Photo courtesy of the Alaska Zoo.

A day earlier, Kali spent Tuesday afternoon waiting patiently in his carrier before boarding a UPS cargo jet bound for the East Coast and his new home at the Buffalo Zoo.

Alaska Zoo‘s executive director Pat Lampi says, although Kali will be missed, the cub will have an opportunity in Buffalo that the Anchorage Zoo can’t match

“We’re always sorry to see the little cubs go, but we know it’s going to a good place and the fact that he is going to have a companion to spend time with is great, because as you know cubs live with their mother and siblings for two to three years, so it is good for them to have that companionship,” Lampi said.

The 60-pound cub is about 5 months old. He seemed relaxed in his carrier, while showing interest in all the media attention. Lampi says it is not difficult to find a zoo that wants a young polar bear.

“You know, U.S. Fish and Wildlife makes that determination. And they use the assistance of the American Zoological Association, because they know who’s got what bears, who’s building what exhibits, which bears they already have, what might be a good companion for any orphan coming in,” Lampi said.

Shannon Jenson, Alaska Zoo curator, says she’s not worried about Kali’s future home.

“He’s full of personality and he really hams it up for the crowds and he really seems to like all the attention. Oh, I know he’ll do fine. He’ll do great.

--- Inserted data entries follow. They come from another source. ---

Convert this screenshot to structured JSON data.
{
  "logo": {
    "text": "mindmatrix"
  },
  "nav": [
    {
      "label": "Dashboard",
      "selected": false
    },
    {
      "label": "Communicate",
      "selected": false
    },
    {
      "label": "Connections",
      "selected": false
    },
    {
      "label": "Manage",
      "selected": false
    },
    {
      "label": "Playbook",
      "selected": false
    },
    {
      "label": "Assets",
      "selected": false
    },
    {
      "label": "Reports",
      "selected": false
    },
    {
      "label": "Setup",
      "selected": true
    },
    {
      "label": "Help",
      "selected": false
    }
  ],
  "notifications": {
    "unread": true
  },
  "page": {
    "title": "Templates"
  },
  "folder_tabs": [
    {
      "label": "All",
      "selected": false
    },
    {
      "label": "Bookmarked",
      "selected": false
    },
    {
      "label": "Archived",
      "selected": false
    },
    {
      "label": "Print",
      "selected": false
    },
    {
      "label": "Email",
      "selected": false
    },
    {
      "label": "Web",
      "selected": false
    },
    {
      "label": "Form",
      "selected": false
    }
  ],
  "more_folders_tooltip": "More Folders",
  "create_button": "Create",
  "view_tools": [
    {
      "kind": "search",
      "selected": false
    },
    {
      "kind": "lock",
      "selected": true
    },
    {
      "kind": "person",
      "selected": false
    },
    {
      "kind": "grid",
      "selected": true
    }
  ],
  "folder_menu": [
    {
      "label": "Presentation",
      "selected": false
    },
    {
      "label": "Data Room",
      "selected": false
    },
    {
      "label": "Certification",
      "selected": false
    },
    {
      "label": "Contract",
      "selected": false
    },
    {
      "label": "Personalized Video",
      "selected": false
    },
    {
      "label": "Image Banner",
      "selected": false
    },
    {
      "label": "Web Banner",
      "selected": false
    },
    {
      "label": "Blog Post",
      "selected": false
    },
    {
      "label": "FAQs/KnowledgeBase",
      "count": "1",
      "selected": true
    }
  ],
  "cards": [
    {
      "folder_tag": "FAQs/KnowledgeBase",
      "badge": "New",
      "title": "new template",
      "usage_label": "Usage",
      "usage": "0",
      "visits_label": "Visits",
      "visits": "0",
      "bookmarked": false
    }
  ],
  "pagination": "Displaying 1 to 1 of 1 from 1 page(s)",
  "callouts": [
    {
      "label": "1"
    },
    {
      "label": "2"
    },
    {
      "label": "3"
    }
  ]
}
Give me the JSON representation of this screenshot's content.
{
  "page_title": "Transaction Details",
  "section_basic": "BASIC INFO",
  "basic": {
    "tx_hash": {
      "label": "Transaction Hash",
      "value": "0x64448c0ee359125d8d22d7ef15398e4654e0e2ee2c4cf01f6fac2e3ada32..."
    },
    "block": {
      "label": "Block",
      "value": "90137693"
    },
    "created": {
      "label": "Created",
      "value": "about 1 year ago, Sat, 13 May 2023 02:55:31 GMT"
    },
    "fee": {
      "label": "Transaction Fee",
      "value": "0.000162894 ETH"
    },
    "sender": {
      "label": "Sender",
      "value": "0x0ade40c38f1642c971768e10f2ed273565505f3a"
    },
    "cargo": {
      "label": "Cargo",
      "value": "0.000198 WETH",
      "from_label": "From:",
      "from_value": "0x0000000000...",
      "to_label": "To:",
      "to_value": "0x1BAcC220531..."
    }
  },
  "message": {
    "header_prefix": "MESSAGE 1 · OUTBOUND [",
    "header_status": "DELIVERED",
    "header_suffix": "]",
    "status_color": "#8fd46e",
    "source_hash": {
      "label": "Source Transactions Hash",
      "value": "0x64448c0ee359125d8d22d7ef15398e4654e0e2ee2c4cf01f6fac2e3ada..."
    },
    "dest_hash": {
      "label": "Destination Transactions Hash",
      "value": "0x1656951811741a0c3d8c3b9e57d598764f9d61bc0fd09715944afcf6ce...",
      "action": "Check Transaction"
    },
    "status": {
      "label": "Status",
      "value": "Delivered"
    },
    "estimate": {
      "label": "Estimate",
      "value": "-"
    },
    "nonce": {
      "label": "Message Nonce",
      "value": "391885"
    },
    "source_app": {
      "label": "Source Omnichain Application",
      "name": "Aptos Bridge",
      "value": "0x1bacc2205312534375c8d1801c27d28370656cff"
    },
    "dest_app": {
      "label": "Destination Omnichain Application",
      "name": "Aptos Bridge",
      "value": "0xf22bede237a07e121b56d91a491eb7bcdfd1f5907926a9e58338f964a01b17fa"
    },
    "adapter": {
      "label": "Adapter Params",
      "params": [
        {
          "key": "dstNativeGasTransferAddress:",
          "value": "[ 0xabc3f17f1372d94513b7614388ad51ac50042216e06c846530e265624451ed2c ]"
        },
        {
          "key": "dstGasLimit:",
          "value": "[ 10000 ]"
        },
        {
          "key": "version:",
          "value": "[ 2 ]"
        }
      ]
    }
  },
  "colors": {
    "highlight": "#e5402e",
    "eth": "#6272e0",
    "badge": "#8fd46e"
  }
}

They have a great staff over there and they have another little cub, so that should be fine,” Jenson said.

Pat Lampi travelled along with Kali on the UPS flight to Louisville, Kentucky, for a plane change to Buffalo.

Lampi says it is important that the cub will be an “ambassador” for his species and help remind people of the importance of conservation.